Work task: This exercise asks for the entries below to be printed exactly.
==== Record extracts ====
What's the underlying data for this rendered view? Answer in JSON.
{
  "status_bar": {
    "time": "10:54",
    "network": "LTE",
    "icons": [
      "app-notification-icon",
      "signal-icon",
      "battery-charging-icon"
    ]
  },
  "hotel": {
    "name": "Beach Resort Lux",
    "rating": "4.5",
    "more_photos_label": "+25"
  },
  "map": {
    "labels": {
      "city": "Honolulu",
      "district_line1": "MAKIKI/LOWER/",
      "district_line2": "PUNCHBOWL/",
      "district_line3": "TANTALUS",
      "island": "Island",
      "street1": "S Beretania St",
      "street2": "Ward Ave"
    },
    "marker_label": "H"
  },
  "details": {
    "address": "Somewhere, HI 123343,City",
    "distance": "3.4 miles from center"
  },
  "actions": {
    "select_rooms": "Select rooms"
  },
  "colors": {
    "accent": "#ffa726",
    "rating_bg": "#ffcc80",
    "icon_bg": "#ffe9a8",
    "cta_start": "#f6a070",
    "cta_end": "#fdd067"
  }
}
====
Output of the exercise:
What's the underlying data for this rendered view? Answer in JSON.
{
  "status_bar": {
    "time": "10:54",
    "network": "LTE",
    "icons": [
      "app-notification-icon",
      "signal-icon",
      "battery-charging-icon"
    ]
  },
  "hotel": {
    "name": "Beach Resort Lux",
    "rating": "4.5",
    "more_photos_label": "+25"
  },
  "map": {
    "labels": {
      "city": "Honolulu",
      "district_line1": "MAKIKI/LOWER/",
      "district_line2": "PUNCHBOWL/",
      "district_line3": "TANTALUS",
      "island": "Island",
      "street1": "S Beretania St",
      "street2": "Ward Ave"
    },
    "marker_label": "H"
  },
  "details": {
    "address": "Somewhere, HI 123343,City",
    "distance": "3.4 miles from center"
  },
  "actions": {
    "select_rooms": "Select rooms"
  },
  "colors": {
    "accent": "#ffa726",
    "rating_bg": "#ffcc80",
    "icon_bg": "#ffe9a8",
    "cta_start": "#f6a070",
    "cta_end": "#fdd067"
  }
}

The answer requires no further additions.